The skill needed to properly apply the inventive guide device 25 to the pelvis is limited to the localization of the S1 pedicle 18, a standard surgical spinal technique already widely in use for the placement of screws. Thus, use of the inventive device and guide does not require retaining of the orthopedic surgeon.
An embodiment of the present invention could be used in conjunction with computed tomography for more precise placement of the localization instrument. Furthermore, the invention could also be applied to diseases of the sacroiliac joint. Traumatic disruptions of this joint could be fixated by utilizing the instrumentation to place screws across the joint.
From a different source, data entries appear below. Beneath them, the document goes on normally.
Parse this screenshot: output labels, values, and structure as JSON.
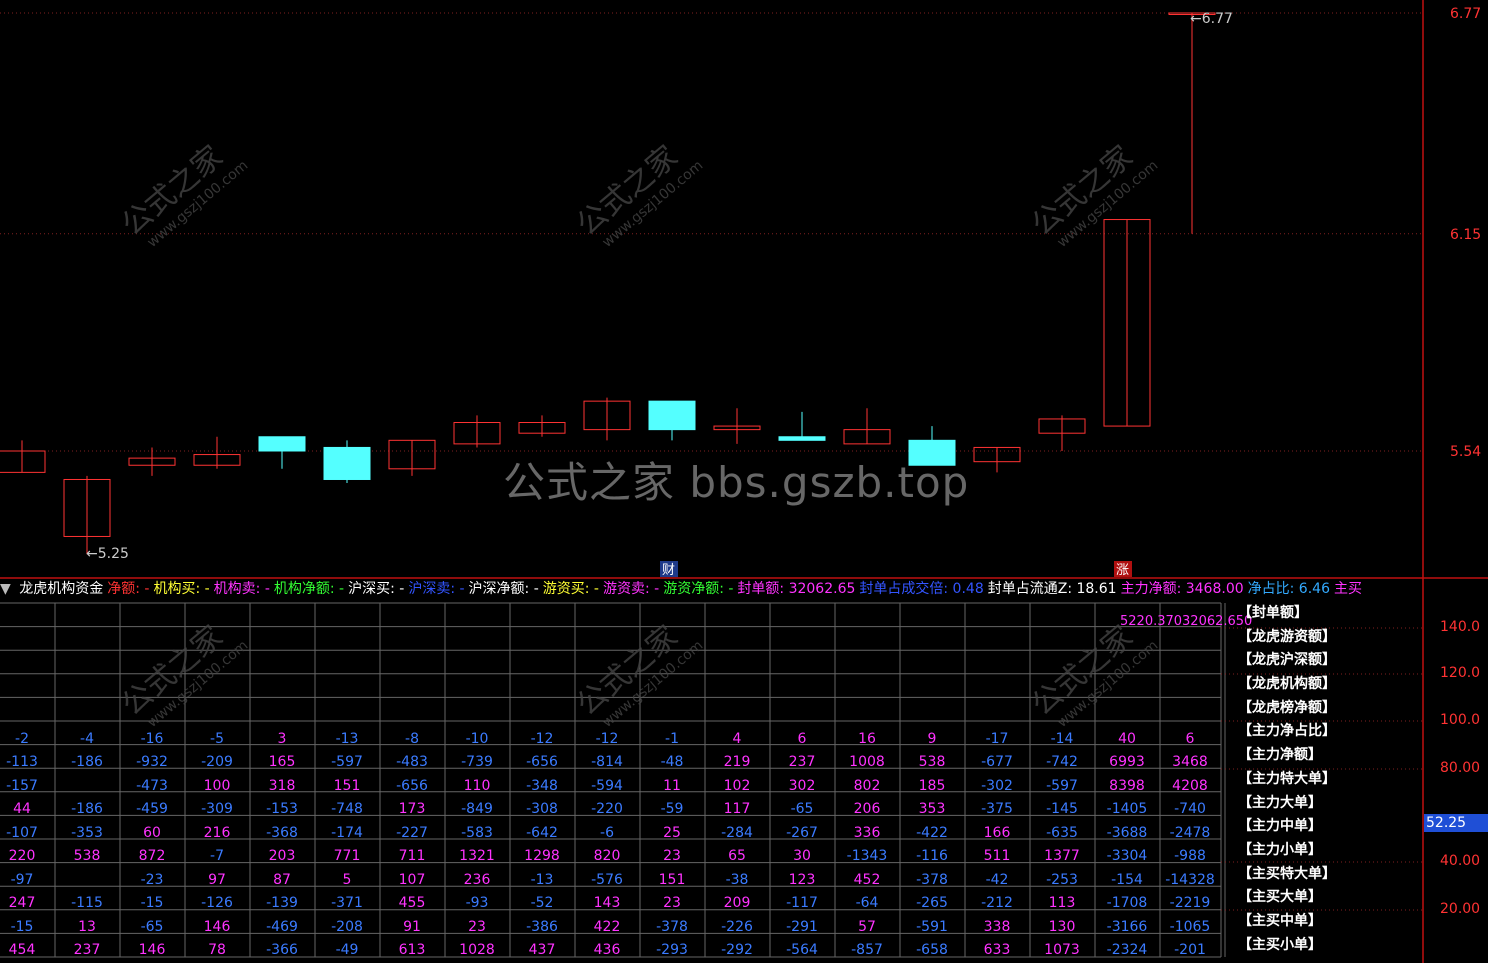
{
  "main_chart": {
    "price_labels": [
      "6.77",
      "6.15",
      "5.54"
    ],
    "low_marker": "5.25",
    "high_marker": "6.77",
    "marker_cai": "财",
    "marker_zhang": "涨",
    "candles": [
      {
        "o": 5.48,
        "c": 5.54,
        "h": 5.57,
        "l": 5.48
      },
      {
        "o": 5.3,
        "c": 5.46,
        "h": 5.47,
        "l": 5.25
      },
      {
        "o": 5.5,
        "c": 5.52,
        "h": 5.55,
        "l": 5.47
      },
      {
        "o": 5.5,
        "c": 5.53,
        "h": 5.58,
        "l": 5.49
      },
      {
        "o": 5.58,
        "c": 5.54,
        "h": 5.58,
        "l": 5.49
      },
      {
        "o": 5.55,
        "c": 5.46,
        "h": 5.57,
        "l": 5.45
      },
      {
        "o": 5.49,
        "c": 5.57,
        "h": 5.57,
        "l": 5.47
      },
      {
        "o": 5.56,
        "c": 5.62,
        "h": 5.64,
        "l": 5.55
      },
      {
        "o": 5.59,
        "c": 5.62,
        "h": 5.64,
        "l": 5.58
      },
      {
        "o": 5.6,
        "c": 5.68,
        "h": 5.69,
        "l": 5.57
      },
      {
        "o": 5.68,
        "c": 5.6,
        "h": 5.68,
        "l": 5.57
      },
      {
        "o": 5.6,
        "c": 5.61,
        "h": 5.66,
        "l": 5.56
      },
      {
        "o": 5.58,
        "c": 5.57,
        "h": 5.65,
        "l": 5.57
      },
      {
        "o": 5.56,
        "c": 5.6,
        "h": 5.66,
        "l": 5.56
      },
      {
        "o": 5.57,
        "c": 5.5,
        "h": 5.61,
        "l": 5.5
      },
      {
        "o": 5.51,
        "c": 5.55,
        "h": 5.55,
        "l": 5.48
      },
      {
        "o": 5.59,
        "c": 5.63,
        "h": 5.64,
        "l": 5.54
      },
      {
        "o": 5.61,
        "c": 6.19,
        "h": 6.19,
        "l": 5.61
      },
      {
        "o": 6.77,
        "c": 6.77,
        "h": 6.77,
        "l": 6.15
      }
    ]
  },
  "watermark": {
    "center": "公式之家 bbs.gszb.top",
    "diag": "公式之家",
    "diag_url": "www.gszj100.com"
  },
  "indicator": {
    "header": [
      {
        "text": "龙虎机构资金",
        "color": "#ffffff"
      },
      {
        "text": "净额: -",
        "color": "#ff3333"
      },
      {
        "text": "机构买: -",
        "color": "#ffff33"
      },
      {
        "text": "机构卖: -",
        "color": "#ff33ff"
      },
      {
        "text": "机构净额: -",
        "color": "#33ff33"
      },
      {
        "text": "沪深买: -",
        "color": "#ffffff"
      },
      {
        "text": "沪深卖: -",
        "color": "#3355ff"
      },
      {
        "text": "沪深净额: -",
        "color": "#ffffff"
      },
      {
        "text": "游资买: -",
        "color": "#ffff33"
      },
      {
        "text": "游资卖: -",
        "color": "#ff33ff"
      },
      {
        "text": "游资净额: -",
        "color": "#33ff33"
      },
      {
        "text": "封单额: 32062.65",
        "color": "#ff33ff"
      },
      {
        "text": "封单占成交倍: 0.48",
        "color": "#3355ff"
      },
      {
        "text": "封单占流通Z: 18.61",
        "color": "#ffffff"
      },
      {
        "text": "主力净额: 3468.00",
        "color": "#ff33ff"
      },
      {
        "text": "净占比: 6.46",
        "color": "#33aaff"
      },
      {
        "text": "主买",
        "color": "#ff33ff"
      }
    ],
    "top_value": "5220.37032062.650",
    "legend": [
      "【封单额】",
      "【龙虎游资额】",
      "【龙虎沪深额】",
      "【龙虎机构额】",
      "【龙虎榜净额】",
      "【主力净占比】",
      "【主力净额】",
      "【主力特大单】",
      "【主力大单】",
      "【主力中单】",
      "【主力小单】",
      "【主买特大单】",
      "【主买大单】",
      "【主买中单】",
      "【主买小单】"
    ],
    "right_axis": [
      "140.0",
      "120.0",
      "100.0",
      "80.00",
      "40.00",
      "20.00"
    ],
    "current_value": "52.25",
    "rows": [
      [
        "-2",
        "-4",
        "-16",
        "-5",
        "3",
        "-13",
        "-8",
        "-10",
        "-12",
        "-12",
        "-1",
        "4",
        "6",
        "16",
        "9",
        "-17",
        "-14",
        "40",
        "6"
      ],
      [
        "-113",
        "-186",
        "-932",
        "-209",
        "165",
        "-597",
        "-483",
        "-739",
        "-656",
        "-814",
        "-48",
        "219",
        "237",
        "1008",
        "538",
        "-677",
        "-742",
        "6993",
        "3468"
      ],
      [
        "-157",
        "",
        "-473",
        "100",
        "318",
        "151",
        "-656",
        "110",
        "-348",
        "-594",
        "11",
        "102",
        "302",
        "802",
        "185",
        "-302",
        "-597",
        "8398",
        "4208"
      ],
      [
        "44",
        "-186",
        "-459",
        "-309",
        "-153",
        "-748",
        "173",
        "-849",
        "-308",
        "-220",
        "-59",
        "117",
        "-65",
        "206",
        "353",
        "-375",
        "-145",
        "-1405",
        "-740"
      ],
      [
        "-107",
        "-353",
        "60",
        "216",
        "-368",
        "-174",
        "-227",
        "-583",
        "-642",
        "-6",
        "25",
        "-284",
        "-267",
        "336",
        "-422",
        "166",
        "-635",
        "-3688",
        "-2478"
      ],
      [
        "220",
        "538",
        "872",
        "-7",
        "203",
        "771",
        "711",
        "1321",
        "1298",
        "820",
        "23",
        "65",
        "30",
        "-1343",
        "-116",
        "511",
        "1377",
        "-3304",
        "-988"
      ],
      [
        "-97",
        "",
        "-23",
        "97",
        "87",
        "5",
        "107",
        "236",
        "-13",
        "-576",
        "151",
        "-38",
        "123",
        "452",
        "-378",
        "-42",
        "-253",
        "-154",
        "-14328"
      ],
      [
        "247",
        "-115",
        "-15",
        "-126",
        "-139",
        "-371",
        "455",
        "-93",
        "-52",
        "143",
        "23",
        "209",
        "-117",
        "-64",
        "-265",
        "-212",
        "113",
        "-1708",
        "-2219"
      ],
      [
        "-15",
        "13",
        "-65",
        "146",
        "-469",
        "-208",
        "91",
        "23",
        "-386",
        "422",
        "-378",
        "-226",
        "-291",
        "57",
        "-591",
        "338",
        "130",
        "-3166",
        "-1065"
      ],
      [
        "454",
        "237",
        "146",
        "78",
        "-366",
        "-49",
        "613",
        "1028",
        "437",
        "436",
        "-293",
        "-292",
        "-564",
        "-857",
        "-658",
        "633",
        "1073",
        "-2324",
        "-201"
      ]
    ],
    "colors": {
      "neg": "#3b7bff",
      "pos": "#ff33ff",
      "grid": "#666666",
      "axis": "#ff3333"
    }
  }
}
One preferred embodiment of the present inventive method and the inventive device has been illustrated and described. Nevertheless, it will be understood that various modifications may be made without departing from the spirit and scope of the invention. For example, the inventive method includes placement of the penetration instrument 36 through a bony pathway 24 free-hand, i.e., without a guide device 25; or the method may utilize other devices for placing the penetration instrument 36. As previously mentioned, the first and second members 26, 30 of the inventive guide device may be replaced by a solitary curved member or by two members of different configurations. Additionally, the inventive guide may be made of other materials, e.g., plastic. Accordingly, it is to be understood that the invention is not to be limited by the specific illustrated embodiment, but only by the scope of the appended claims.